Chaperone-based tumor therapy delivered by viral vectors

Period of Performance: 05/09/2003 - 04/30/2005


Phase 1 STTR

Recipient Firm

Virrx, Inc.
Chesterfield, MO 63017
Principal Investigator

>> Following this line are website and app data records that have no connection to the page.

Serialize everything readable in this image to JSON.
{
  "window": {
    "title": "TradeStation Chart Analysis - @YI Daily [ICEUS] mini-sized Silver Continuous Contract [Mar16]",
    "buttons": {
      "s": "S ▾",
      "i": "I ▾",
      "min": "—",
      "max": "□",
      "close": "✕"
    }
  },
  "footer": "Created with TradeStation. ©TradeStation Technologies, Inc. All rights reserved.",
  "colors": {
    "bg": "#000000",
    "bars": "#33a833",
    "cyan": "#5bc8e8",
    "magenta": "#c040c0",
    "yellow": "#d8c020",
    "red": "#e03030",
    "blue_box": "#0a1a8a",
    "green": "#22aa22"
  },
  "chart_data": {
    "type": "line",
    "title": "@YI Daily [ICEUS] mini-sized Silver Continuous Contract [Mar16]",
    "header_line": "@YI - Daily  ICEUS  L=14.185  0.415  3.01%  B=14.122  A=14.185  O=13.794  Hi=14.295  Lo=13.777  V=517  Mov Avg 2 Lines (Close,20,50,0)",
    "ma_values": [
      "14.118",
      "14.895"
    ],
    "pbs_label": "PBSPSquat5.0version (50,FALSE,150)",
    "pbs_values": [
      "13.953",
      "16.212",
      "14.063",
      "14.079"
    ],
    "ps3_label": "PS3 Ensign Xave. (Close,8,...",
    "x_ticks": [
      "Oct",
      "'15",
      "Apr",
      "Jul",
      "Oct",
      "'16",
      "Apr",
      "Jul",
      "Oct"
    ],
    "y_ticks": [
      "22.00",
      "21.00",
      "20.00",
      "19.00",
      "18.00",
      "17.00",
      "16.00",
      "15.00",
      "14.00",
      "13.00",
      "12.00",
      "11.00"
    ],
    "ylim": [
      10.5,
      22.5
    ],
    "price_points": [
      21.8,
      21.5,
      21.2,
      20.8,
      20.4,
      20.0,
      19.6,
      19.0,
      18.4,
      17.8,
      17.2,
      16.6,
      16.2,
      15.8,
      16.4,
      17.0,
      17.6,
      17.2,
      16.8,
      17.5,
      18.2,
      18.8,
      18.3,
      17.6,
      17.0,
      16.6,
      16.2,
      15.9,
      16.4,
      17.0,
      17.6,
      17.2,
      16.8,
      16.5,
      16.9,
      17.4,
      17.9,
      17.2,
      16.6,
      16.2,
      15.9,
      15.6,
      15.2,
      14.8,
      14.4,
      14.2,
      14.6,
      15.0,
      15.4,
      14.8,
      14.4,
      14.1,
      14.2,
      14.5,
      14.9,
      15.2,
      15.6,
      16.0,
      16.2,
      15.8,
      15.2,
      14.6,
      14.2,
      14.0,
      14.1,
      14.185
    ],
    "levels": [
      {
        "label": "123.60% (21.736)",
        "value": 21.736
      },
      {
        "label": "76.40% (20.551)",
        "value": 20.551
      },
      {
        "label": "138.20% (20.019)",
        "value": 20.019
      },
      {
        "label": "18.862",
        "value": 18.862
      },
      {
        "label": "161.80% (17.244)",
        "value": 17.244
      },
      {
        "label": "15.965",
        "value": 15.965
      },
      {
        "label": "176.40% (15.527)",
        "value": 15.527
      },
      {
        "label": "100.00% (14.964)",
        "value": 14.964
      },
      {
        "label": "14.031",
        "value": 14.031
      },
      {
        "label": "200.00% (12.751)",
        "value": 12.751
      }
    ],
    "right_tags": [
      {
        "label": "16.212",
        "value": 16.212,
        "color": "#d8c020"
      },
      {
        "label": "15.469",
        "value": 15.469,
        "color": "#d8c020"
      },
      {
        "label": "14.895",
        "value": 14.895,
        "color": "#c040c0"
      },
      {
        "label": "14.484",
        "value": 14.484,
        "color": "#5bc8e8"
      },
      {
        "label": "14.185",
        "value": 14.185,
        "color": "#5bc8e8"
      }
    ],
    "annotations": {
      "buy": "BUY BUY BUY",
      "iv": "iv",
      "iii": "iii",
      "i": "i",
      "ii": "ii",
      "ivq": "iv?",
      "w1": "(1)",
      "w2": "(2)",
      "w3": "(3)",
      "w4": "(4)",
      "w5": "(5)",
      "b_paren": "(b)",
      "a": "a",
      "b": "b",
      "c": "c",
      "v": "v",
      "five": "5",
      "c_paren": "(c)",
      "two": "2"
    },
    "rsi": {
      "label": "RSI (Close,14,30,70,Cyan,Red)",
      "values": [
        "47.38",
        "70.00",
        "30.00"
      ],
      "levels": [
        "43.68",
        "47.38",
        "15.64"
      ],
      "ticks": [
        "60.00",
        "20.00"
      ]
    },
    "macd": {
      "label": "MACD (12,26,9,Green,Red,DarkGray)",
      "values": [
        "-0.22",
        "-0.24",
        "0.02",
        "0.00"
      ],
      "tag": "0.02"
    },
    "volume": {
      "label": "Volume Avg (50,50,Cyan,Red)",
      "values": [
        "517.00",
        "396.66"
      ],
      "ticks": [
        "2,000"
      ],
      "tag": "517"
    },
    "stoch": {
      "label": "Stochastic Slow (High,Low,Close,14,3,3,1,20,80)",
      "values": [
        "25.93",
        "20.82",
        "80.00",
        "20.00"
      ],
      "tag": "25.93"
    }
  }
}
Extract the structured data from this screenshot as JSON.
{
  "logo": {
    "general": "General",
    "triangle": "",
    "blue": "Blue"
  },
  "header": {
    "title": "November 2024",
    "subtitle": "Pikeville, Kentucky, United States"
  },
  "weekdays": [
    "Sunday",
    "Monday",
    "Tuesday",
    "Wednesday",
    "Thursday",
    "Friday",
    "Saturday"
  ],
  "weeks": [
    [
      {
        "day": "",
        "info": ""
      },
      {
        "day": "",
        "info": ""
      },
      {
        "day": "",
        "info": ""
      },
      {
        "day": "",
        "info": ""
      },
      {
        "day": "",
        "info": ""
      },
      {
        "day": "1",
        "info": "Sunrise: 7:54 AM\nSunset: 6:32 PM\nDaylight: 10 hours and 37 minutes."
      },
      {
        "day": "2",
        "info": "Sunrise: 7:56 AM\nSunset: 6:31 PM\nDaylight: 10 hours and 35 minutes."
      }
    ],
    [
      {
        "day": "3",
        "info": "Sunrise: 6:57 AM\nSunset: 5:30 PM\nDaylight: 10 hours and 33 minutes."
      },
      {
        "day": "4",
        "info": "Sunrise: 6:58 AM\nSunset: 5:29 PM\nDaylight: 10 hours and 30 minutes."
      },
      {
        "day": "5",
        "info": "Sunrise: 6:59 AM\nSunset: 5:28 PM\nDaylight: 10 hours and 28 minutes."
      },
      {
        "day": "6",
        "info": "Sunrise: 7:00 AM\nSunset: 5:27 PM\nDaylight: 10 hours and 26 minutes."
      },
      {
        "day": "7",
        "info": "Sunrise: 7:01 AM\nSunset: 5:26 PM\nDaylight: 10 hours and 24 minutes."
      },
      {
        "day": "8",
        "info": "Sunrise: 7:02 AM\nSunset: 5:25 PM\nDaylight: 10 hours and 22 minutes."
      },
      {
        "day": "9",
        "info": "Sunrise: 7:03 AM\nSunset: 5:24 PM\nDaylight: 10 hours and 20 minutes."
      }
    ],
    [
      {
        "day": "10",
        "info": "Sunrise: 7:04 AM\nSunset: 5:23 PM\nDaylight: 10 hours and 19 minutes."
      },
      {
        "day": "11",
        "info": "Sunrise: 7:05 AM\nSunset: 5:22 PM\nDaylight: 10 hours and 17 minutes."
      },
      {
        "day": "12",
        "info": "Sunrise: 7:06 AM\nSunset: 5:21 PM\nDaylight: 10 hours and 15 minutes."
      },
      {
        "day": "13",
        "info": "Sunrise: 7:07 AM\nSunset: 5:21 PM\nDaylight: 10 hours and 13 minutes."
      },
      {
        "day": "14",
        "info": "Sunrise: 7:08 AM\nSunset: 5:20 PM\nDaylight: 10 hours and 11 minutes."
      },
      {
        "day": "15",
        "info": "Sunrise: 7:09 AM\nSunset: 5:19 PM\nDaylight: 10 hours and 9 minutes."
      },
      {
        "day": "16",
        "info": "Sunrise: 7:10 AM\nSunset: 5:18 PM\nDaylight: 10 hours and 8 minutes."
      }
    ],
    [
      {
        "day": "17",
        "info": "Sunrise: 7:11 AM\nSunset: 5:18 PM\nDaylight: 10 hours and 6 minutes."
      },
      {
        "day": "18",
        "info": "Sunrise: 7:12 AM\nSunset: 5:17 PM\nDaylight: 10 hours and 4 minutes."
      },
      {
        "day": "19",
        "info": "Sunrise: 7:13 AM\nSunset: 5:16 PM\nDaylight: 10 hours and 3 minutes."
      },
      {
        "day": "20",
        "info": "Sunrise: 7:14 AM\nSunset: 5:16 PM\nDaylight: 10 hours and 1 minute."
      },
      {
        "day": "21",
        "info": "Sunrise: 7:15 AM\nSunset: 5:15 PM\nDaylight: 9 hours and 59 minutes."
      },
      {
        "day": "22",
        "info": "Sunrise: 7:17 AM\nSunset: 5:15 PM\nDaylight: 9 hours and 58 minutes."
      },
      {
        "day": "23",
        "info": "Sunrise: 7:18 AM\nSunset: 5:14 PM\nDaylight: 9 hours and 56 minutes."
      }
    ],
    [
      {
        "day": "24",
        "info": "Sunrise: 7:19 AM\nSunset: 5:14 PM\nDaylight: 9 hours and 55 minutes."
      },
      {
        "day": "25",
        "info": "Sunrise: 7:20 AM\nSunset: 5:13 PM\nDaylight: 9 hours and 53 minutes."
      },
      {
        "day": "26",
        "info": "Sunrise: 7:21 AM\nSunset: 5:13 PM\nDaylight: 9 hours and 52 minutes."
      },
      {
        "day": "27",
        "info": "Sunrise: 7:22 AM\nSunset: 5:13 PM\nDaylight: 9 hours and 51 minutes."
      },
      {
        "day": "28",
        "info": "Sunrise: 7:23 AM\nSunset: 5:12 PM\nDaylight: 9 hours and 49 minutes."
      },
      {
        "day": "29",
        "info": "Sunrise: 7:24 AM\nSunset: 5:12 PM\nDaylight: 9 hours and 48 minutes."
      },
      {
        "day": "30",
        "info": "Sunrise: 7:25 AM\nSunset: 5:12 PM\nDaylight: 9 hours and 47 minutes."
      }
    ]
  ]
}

DESCRIPTION (provided by applicant): The efficacy of molecular chaperones as adjuvants for the induction of anti-tumor immunity has been demonstrated in many laboratories over the last two decades. Similarly, the exploration of the therapeutic use of poxviruses in cancer treatment has a long and diverse history. These findings have led us to hypothesize that poxviruses would be an efficient and effective way to accomplish the intracellular delivery of molecular chaperones into tumor cells where they could sample the peptide epitopes generated within the tumor and, upon lysis of the infected tumor cells, release the chaperones for uptake by the immune system. The chaperones would then provide these tumor-specific peptides to the MHC Class I antigen-presenting molecules for cell-surface expression. In this proposal, our combined expertise in chaperone structure and function and Vaccinia virus (VV) genetics and viral vector gene therapy is extensively integrated with the experience developed by VirRx in murine tumor models. This puts us in an excellent position to test comprehensively the feasibility of using Vaccinia virus vectors capable of expressing high levels of molecular chaperones to induce therapeutically effective tumor immunity. At Saint Louis University, we will accomplish two Specific Aims. We will construct and characterize W vectors carrying an expressible cDNA insert encoding GRP94, an abundant chaperone of the endoplasmic reticulum and we will assess the ability of the expressed GRP94 to induce cytotoxic T cells. At VirRx, we will test the efficacy of the W-GRP94 vectors for the induction of anti-tumor immunity using in vivo murine tumor models.